Theoretical and experimental analysis of strain concentration around a broken fiber using the macro-composite technique
It is important to understand the damage events in composite materials at the micro level, model elastic properties, and understand phenomenological aspects of strength. Development of an accurate representation of these phenomena at the local level is difficult but pioneering work was done by researchers at Virginia Tech. This thesis builds on the previous efforts at Virginia Tech where the experimental and analytical models were improved to include high fiber volume fractions. Experimental techniques were developed to achieve a controlled fiber fracture at a predetermined location and then measure the over-strain experienced by the neighboring rods. A finite element model was used to validate the micromechanical analysis.

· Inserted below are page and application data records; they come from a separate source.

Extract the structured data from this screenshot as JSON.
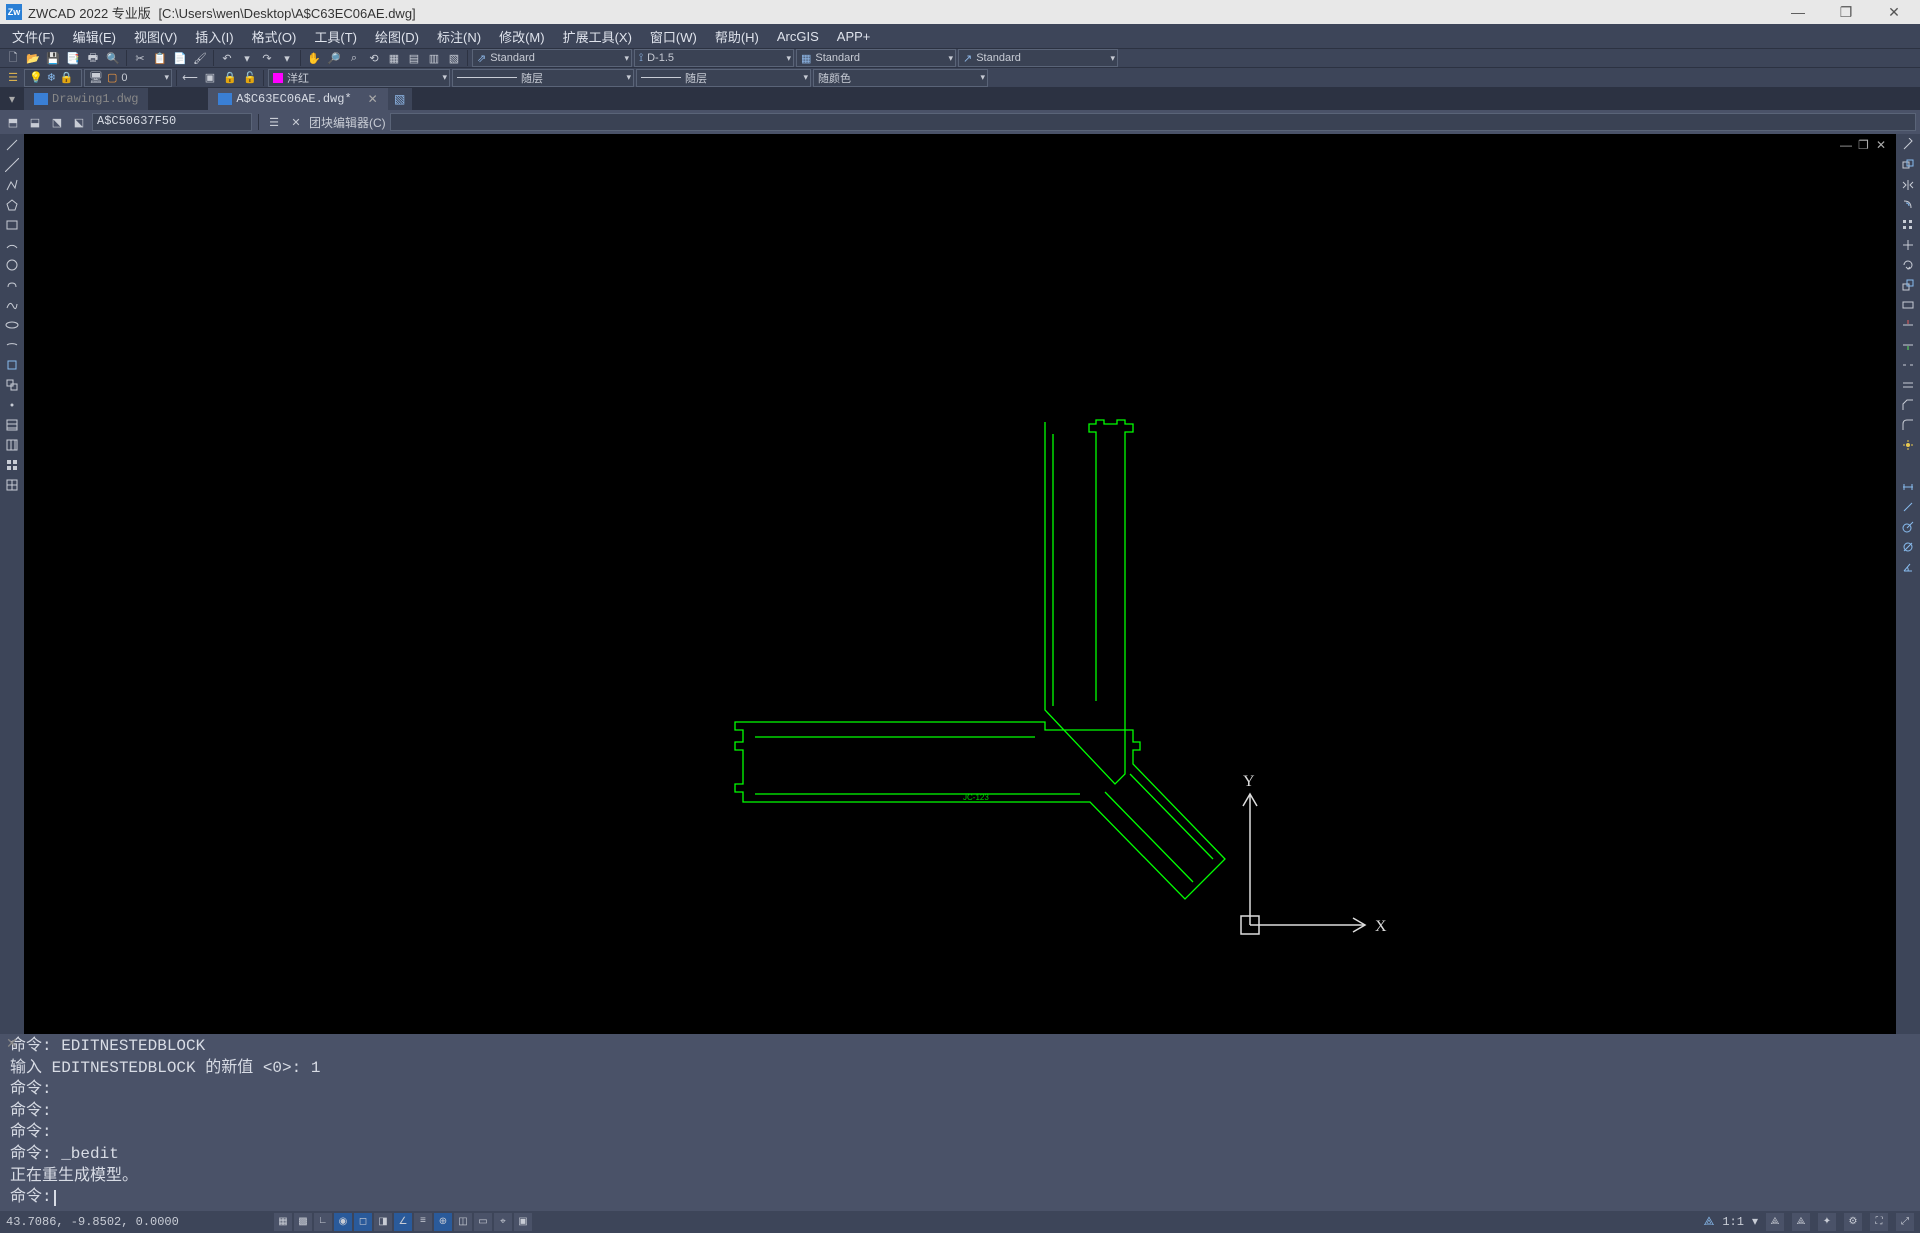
{
  "titlebar": {
    "app": "ZWCAD 2022 专业版",
    "path": "[C:\\Users\\wen\\Desktop\\A$C63EC06AE.dwg]"
  },
  "menu": {
    "file": "文件(F)",
    "edit": "编辑(E)",
    "view": "视图(V)",
    "insert": "插入(I)",
    "format": "格式(O)",
    "tools": "工具(T)",
    "draw": "绘图(D)",
    "dim": "标注(N)",
    "modify": "修改(M)",
    "ext": "扩展工具(X)",
    "window": "窗口(W)",
    "help": "帮助(H)",
    "arcgis": "ArcGIS",
    "appplus": "APP+"
  },
  "style_combo1": "Standard",
  "style_combo2": "D-1.5",
  "style_combo3": "Standard",
  "style_combo4": "Standard",
  "layer_row": {
    "layer_combo": "洋红",
    "ltype": "随层",
    "lweight": "随层",
    "color_combo": "随颜色"
  },
  "doc_tabs": {
    "tab1": "Drawing1.dwg",
    "tab2": "A$C63EC06AE.dwg*"
  },
  "block_bar": {
    "block_name": "A$C50637F50",
    "close_label": "团块编辑器(C)"
  },
  "drawing_label": "JC-123",
  "ucs": {
    "x": "X",
    "y": "Y"
  },
  "cmd": {
    "l1": "命令: EDITNESTEDBLOCK",
    "l2": "输入 EDITNESTEDBLOCK 的新值 <0>: 1",
    "l3": "命令:",
    "l4": "命令:",
    "l5": "命令:",
    "l6": "命令: _bedit",
    "l7": "正在重生成模型。",
    "prompt": "命令:"
  },
  "status": {
    "coords": "43.7086, -9.8502, 0.0000",
    "scale": "1:1"
  }
}
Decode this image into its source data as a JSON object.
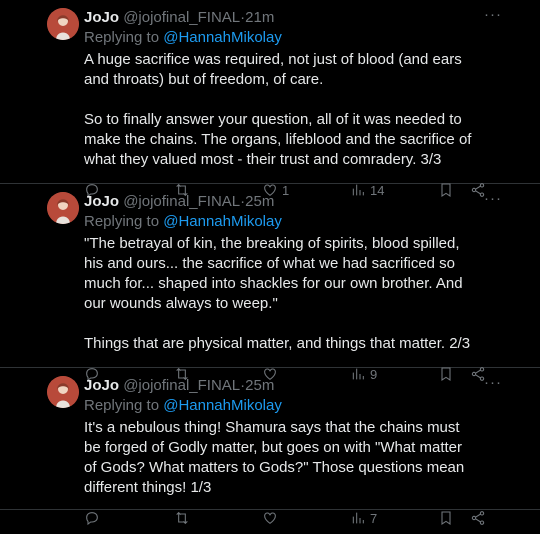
{
  "tweets": [
    {
      "name": "JoJo",
      "handle": "@jojofinal_FINAL",
      "time": "21m",
      "reply_prefix": "Replying to",
      "reply_to": "@HannahMikolay",
      "paragraphs": [
        "A huge sacrifice was required, not just of blood (and ears and throats) but of freedom, of care.",
        "So to finally answer your question, all of it was needed to make the chains. The organs, lifeblood and the sacrifice of what they valued most - their trust and comradery. 3/3"
      ],
      "likes": "1",
      "views": "14"
    },
    {
      "name": "JoJo",
      "handle": "@jojofinal_FINAL",
      "time": "25m",
      "reply_prefix": "Replying to",
      "reply_to": "@HannahMikolay",
      "paragraphs": [
        "\"The betrayal of kin, the breaking of spirits, blood spilled, his and ours... the sacrifice of what we had sacrificed so much for... shaped into shackles for our own brother. And our wounds always to weep.\"",
        "Things that are physical matter, and things that matter. 2/3"
      ],
      "likes": "",
      "views": "9"
    },
    {
      "name": "JoJo",
      "handle": "@jojofinal_FINAL",
      "time": "25m",
      "reply_prefix": "Replying to",
      "reply_to": "@HannahMikolay",
      "paragraphs": [
        "It's a nebulous thing! Shamura says that the chains must be forged of Godly matter, but goes on with \"What matter of Gods? What matters to Gods?\" Those questions mean different things! 1/3"
      ],
      "likes": "",
      "views": "7"
    }
  ],
  "separator": "·",
  "more_glyph": "···",
  "icons": [
    "more-icon",
    "reply-icon",
    "retweet-icon",
    "like-icon",
    "views-icon",
    "bookmark-icon",
    "share-icon"
  ],
  "colors": {
    "background": "#000000",
    "text": "#e7e9ea",
    "muted": "#71767b",
    "link": "#1d9bf0",
    "divider": "#2f3336"
  }
}
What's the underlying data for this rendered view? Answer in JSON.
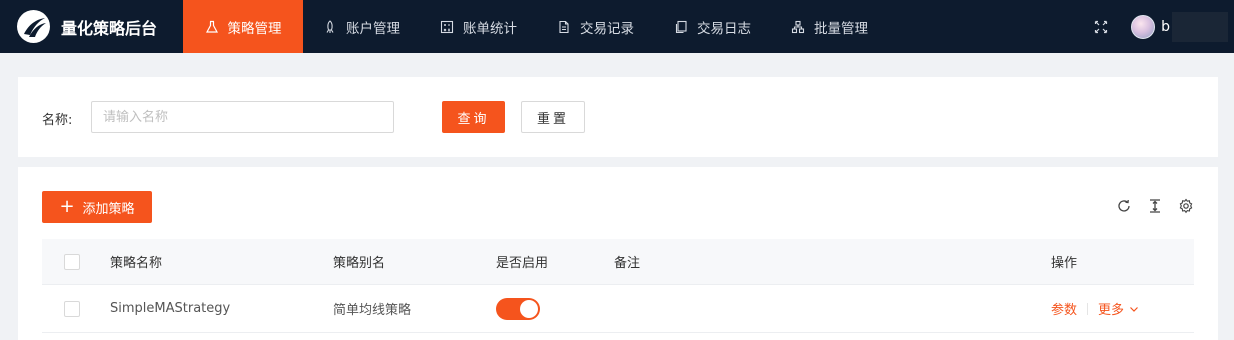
{
  "app": {
    "title": "量化策略后台",
    "accent_color": "#f5541d",
    "nav_bg_color": "#0d1b2e"
  },
  "nav": {
    "items": [
      {
        "label": "策略管理",
        "icon": "flask-icon",
        "active": true
      },
      {
        "label": "账户管理",
        "icon": "rocket-icon",
        "active": false
      },
      {
        "label": "账单统计",
        "icon": "calculator-icon",
        "active": false
      },
      {
        "label": "交易记录",
        "icon": "document-icon",
        "active": false
      },
      {
        "label": "交易日志",
        "icon": "copy-icon",
        "active": false
      },
      {
        "label": "批量管理",
        "icon": "cluster-icon",
        "active": false
      }
    ],
    "user_initial": "b"
  },
  "search": {
    "label": "名称:",
    "placeholder": "请输入名称",
    "value": "",
    "query_button": "查询",
    "reset_button": "重置"
  },
  "table": {
    "add_button": "添加策略",
    "toolbar_icons": [
      "refresh-icon",
      "column-height-icon",
      "settings-icon"
    ],
    "columns": [
      "策略名称",
      "策略别名",
      "是否启用",
      "备注",
      "操作"
    ],
    "rows": [
      {
        "name": "SimpleMAStrategy",
        "alias": "简单均线策略",
        "enabled": true,
        "remark": "",
        "action_params": "参数",
        "action_more": "更多"
      }
    ]
  }
}
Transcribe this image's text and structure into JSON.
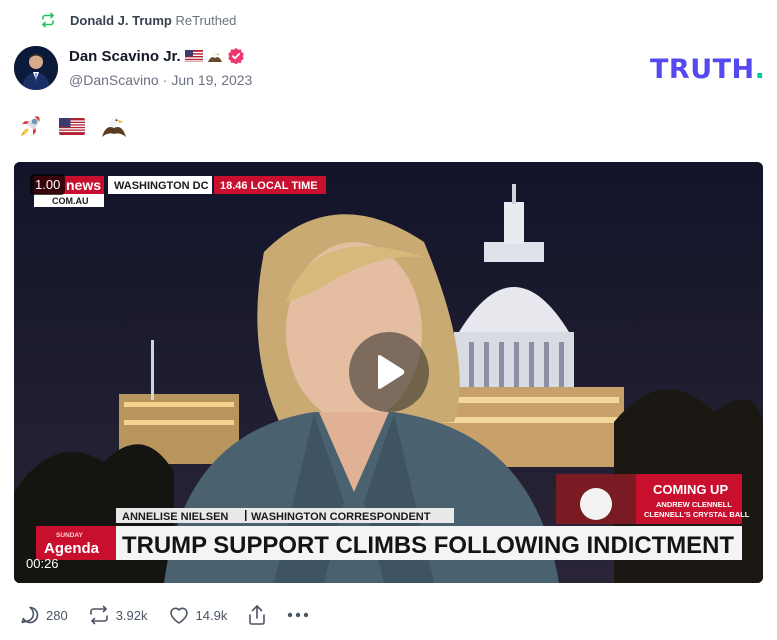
{
  "retruth": {
    "user": "Donald J. Trump",
    "label": "ReTruthed"
  },
  "author": {
    "display_name": "Dan Scavino Jr.",
    "handle": "@DanScavino",
    "separator": "·",
    "date": "Jun 19, 2023"
  },
  "brand": {
    "logo": "TRUTH",
    "logo_dot": "."
  },
  "post": {
    "emojis": [
      "rocket",
      "us-flag",
      "eagle"
    ]
  },
  "video": {
    "playback_speed": "1.00",
    "time": "00:26",
    "news_brand": "news",
    "news_domain": "COM.AU",
    "location": "WASHINGTON DC",
    "local_time": "18.46 LOCAL TIME",
    "reporter_name": "ANNELISE NIELSEN",
    "reporter_role": "WASHINGTON CORRESPONDENT",
    "headline": "TRUMP SUPPORT CLIMBS FOLLOWING INDICTMENT",
    "show_small": "SUNDAY",
    "show_name": "Agenda",
    "coming_up": "COMING UP",
    "coming_up_name": "ANDREW CLENNELL",
    "coming_up_segment": "CLENNELL'S CRYSTAL BALL"
  },
  "actions": {
    "replies": "280",
    "retruths": "3.92k",
    "likes": "14.9k"
  },
  "colors": {
    "brand_purple": "#5448ee",
    "brand_green": "#00c8a0",
    "retruth_green": "#22c55e",
    "verified_pink": "#f0366e",
    "news_red": "#c8102e"
  }
}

Quantitative measurements of perturbed strain fields were measured with embedded strain gages which were then compared with the finite element results.